December 21, 2006, the Henry Plaintiffs filed the Complaint making the allegations Judge Feldman summarized in his Order. Less than 30-days later (January 16, 2007), they filed a notice of related cases documenting their related claims in Gillard; and, on the 26th of the month, they filed a Motion to Transfer that would have consolidated all claims under Gillard:
Although one matter, Gillard, is a standard homeowners’ claim against those plaintiffs’ insurers for unpaid wind damages relating to Hurricane Katrina, and the foregoing class action is a claim for fraud against Allstate, both cases involve the adjustment practices of defendant Allstate and should be consolidated.
Not only do the Henry plaintiffs establish the shared issues and facts between their case and Guillard, Allstate’s Opposition filed February 12, 2007, does not state a claim to the contrary. Instead, Allstate argues another case would be a better fit:
Because Henry and Aguilar have similar issues, allegations and facts, as well as the same defendants, the cases are sufficiently “related” for purposes of Local Rules 3.1. Based on a comparison of the subject matter and allegations, Henry is more closely related to Aguilar than Gillard. For this reason, if the captioned case is to be consolidated pursuant to LR 3.1 and 3.1.1, it would be more appropriately consolidated with Aguilar than with Gillard.
Allstate’s Opposition also includes this additional statement of interest self-interest:
Because both Henry and Aguilar are pending in this Court, no transfer is necessary. To the extent that consolidation with Gillard is also appropriate, Gillard should be transferred here.
While Aguilar was on Judge Feldman’s docket, Gillard was assigned to Judge Eldon Fallon, and clearly Allstate prefers to have Feldman over its cases.
On Februay 21, 2007, Allstate filed a Motion to Dismiss and Motion to Strike Class Allegations. Two days later, Feldman set an April 25th hearing on the Motion and, then, on the 8th of March denied the Henry plaintiffs’ Motion for Transfer. A motion for reconsideration was filed on March 15, 2009; however, a Voluntary Motion of Dismissal without Prejudice was filed on the 29th of March indicating the parties had settled.

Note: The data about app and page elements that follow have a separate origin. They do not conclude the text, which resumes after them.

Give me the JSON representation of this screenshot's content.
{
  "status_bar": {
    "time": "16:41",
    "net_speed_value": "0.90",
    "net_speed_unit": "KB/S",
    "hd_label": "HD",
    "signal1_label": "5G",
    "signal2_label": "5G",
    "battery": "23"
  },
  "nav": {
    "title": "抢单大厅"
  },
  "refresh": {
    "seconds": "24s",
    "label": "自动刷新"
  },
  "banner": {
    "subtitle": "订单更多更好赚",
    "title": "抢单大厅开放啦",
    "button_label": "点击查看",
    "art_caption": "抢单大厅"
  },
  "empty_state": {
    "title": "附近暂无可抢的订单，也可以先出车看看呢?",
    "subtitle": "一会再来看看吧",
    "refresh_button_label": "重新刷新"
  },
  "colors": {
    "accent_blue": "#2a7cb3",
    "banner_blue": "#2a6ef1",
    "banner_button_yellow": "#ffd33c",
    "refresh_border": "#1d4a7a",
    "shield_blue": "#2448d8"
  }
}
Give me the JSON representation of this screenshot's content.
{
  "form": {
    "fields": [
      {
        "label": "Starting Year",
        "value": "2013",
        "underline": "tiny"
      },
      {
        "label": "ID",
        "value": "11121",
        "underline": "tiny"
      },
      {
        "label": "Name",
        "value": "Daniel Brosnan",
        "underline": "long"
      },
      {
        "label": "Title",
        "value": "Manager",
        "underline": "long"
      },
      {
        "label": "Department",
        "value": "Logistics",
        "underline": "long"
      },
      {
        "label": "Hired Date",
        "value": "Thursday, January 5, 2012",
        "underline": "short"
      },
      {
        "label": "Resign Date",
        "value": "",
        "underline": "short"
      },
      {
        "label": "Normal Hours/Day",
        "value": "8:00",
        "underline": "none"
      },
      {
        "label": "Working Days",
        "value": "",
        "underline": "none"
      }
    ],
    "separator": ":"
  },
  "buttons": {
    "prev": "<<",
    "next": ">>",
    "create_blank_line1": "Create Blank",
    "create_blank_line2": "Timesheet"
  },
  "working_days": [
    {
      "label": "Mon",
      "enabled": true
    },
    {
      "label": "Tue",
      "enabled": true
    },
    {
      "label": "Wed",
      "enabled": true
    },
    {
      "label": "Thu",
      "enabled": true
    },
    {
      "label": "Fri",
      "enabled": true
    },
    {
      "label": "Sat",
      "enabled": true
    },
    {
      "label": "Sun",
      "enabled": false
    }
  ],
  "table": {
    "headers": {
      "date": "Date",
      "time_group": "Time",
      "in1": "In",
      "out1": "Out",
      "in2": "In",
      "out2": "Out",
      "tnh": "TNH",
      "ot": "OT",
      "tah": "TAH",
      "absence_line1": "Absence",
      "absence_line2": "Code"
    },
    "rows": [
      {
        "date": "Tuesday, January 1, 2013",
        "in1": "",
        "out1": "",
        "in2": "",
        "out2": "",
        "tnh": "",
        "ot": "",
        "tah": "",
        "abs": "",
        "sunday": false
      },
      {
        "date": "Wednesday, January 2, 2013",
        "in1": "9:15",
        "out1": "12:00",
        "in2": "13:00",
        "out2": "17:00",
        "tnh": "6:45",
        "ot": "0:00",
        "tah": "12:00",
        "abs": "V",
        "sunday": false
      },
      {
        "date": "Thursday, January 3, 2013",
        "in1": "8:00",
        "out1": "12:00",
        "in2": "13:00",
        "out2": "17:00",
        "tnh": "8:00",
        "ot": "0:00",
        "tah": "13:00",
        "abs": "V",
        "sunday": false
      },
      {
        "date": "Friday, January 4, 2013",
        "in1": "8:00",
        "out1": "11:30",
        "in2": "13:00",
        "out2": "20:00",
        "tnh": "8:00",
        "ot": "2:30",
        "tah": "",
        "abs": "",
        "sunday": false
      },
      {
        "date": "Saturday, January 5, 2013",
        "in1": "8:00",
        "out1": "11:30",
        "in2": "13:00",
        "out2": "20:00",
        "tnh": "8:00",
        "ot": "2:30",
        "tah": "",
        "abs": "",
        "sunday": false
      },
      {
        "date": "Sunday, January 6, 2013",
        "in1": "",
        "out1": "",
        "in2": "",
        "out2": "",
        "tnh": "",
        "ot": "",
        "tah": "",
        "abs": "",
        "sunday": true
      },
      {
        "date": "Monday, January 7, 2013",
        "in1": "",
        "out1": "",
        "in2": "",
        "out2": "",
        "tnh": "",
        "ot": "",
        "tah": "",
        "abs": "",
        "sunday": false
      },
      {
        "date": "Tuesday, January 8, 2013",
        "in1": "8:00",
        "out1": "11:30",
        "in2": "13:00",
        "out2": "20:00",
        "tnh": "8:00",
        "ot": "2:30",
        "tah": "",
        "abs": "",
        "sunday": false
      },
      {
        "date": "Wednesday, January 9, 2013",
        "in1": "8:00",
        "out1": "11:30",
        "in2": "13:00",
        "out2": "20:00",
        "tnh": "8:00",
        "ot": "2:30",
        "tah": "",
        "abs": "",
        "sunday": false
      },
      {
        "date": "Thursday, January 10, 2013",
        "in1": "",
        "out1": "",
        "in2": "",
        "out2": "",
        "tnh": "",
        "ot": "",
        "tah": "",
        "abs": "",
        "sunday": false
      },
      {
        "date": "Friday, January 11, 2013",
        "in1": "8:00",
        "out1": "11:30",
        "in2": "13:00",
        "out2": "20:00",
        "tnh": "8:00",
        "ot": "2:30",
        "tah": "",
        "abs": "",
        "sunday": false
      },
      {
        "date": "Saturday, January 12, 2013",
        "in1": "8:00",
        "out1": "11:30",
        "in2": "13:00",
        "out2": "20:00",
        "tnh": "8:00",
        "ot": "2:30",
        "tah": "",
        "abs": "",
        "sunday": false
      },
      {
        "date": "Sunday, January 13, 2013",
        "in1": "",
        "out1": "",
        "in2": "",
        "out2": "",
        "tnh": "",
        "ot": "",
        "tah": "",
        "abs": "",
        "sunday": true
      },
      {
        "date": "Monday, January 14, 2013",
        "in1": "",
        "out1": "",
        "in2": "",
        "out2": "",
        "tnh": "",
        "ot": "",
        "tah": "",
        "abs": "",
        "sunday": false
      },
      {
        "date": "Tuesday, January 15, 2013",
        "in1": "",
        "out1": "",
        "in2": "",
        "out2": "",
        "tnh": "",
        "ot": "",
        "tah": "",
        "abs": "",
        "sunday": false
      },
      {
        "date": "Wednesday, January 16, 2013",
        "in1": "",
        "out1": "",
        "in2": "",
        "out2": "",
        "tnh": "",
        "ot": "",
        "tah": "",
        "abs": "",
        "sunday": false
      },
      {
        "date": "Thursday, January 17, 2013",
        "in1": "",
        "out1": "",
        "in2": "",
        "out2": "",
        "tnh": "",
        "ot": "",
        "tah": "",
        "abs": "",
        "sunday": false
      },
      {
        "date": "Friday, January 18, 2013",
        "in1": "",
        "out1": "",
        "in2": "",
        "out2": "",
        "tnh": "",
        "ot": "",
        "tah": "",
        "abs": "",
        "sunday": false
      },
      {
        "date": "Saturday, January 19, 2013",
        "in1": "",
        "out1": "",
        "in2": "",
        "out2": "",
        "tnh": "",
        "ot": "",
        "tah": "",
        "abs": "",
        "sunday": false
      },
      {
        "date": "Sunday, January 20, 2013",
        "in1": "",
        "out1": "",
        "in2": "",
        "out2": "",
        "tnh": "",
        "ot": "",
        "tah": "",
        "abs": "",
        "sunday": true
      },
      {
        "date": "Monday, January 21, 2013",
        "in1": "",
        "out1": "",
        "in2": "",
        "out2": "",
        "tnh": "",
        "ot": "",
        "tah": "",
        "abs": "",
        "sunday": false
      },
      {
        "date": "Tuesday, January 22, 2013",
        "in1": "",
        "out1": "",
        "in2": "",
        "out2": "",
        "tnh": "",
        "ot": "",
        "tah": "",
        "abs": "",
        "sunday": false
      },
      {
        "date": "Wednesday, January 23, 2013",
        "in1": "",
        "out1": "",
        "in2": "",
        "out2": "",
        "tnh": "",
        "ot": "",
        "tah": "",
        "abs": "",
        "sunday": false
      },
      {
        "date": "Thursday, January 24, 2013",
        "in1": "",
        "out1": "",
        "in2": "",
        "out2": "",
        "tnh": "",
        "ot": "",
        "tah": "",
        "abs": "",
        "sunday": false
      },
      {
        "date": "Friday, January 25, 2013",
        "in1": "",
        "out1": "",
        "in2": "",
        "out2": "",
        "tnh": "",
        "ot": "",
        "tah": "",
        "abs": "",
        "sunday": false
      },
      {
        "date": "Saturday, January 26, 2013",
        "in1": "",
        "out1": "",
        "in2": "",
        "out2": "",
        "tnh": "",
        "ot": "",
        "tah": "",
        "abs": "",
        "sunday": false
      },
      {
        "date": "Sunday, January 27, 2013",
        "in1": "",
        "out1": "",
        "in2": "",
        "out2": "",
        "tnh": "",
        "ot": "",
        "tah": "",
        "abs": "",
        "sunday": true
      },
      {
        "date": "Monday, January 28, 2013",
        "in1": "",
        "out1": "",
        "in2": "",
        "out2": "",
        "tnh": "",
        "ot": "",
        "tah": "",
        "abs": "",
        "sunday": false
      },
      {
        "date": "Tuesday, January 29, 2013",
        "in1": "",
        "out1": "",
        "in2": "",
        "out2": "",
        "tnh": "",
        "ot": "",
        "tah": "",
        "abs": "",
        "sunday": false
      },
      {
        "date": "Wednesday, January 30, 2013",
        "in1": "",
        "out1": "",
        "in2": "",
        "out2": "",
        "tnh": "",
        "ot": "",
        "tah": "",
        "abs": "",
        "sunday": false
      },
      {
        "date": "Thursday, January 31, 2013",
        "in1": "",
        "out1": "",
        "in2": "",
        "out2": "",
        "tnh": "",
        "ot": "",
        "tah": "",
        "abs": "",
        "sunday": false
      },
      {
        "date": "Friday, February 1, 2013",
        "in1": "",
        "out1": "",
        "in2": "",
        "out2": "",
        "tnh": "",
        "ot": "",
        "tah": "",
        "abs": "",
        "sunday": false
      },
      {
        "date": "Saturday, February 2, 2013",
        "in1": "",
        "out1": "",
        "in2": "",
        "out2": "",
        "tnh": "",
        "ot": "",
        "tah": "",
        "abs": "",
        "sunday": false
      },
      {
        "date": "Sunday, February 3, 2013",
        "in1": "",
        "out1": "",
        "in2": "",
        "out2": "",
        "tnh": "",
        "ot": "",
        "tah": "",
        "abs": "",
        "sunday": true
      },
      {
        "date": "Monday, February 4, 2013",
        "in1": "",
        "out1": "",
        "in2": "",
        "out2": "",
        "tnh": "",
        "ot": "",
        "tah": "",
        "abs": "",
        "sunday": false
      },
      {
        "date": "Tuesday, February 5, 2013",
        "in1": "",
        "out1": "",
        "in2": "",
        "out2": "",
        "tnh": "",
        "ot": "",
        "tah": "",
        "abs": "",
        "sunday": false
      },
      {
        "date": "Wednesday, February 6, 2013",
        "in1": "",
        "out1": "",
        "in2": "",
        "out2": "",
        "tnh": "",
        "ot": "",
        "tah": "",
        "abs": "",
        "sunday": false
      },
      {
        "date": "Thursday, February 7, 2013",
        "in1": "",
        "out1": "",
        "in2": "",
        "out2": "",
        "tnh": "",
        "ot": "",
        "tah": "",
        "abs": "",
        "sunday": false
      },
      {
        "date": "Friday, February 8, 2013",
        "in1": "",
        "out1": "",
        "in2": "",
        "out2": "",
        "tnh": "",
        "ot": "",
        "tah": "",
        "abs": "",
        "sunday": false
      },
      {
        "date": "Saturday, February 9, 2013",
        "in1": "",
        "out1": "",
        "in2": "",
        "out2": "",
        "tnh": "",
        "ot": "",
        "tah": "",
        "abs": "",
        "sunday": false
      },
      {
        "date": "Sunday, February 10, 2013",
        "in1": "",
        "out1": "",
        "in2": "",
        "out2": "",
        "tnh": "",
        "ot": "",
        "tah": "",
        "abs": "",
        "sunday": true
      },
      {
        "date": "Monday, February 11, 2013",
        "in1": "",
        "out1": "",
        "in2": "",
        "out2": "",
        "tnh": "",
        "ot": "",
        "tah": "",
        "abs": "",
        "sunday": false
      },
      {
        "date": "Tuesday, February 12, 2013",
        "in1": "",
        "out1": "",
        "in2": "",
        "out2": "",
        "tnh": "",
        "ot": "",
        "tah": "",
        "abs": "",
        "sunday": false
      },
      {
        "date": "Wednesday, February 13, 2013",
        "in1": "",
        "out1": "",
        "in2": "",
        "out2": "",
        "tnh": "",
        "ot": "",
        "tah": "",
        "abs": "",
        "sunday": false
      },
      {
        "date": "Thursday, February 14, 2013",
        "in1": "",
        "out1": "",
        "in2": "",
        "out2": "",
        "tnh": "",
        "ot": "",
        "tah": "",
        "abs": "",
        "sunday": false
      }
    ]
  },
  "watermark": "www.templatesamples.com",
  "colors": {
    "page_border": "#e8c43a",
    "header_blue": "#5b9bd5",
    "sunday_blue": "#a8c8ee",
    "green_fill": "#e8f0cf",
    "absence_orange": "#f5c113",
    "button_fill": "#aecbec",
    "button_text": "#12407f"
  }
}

But for the holidays, Henry v Allstate might have been a 90-day wonder. The docket in Arguila was similar to that of Henry; however, the case ended “not with a bang but a whimper”. The Arguila plaintiffs moved to dismiss the case in May 2007 after electing not to file the amended complaint allowed by Feldman when he denied class status claims under Louisiana law in early March.
Gillard had a different end. On March 14, 2007, Judge Fallon issued an Order severing the case into individual cases. While the cases from Fallon’s docket moved forward with plaintiffs’ rights and procedural rules in tact. The only viable option available to the Henry plaintiffs at the end of March 2007 was to jump from a class action to Feldman’s Settlement Track.
Judge Feldman is not the only judge who has used his power to forced plaintiffs into settlement – a state of denial not limited to the State of Louisiana. Other judges using the power likewise may share Feldman’s belief that cases should settle once major questions of law are decided.
However, the streamlined procedures and three-track system put major question of law on a sidetrack and the rule of an elitist, judicial activist “Who Dat” steamrolled past the Rule of Law.
With justice for all, Nowdy
Case Management Order #3 NA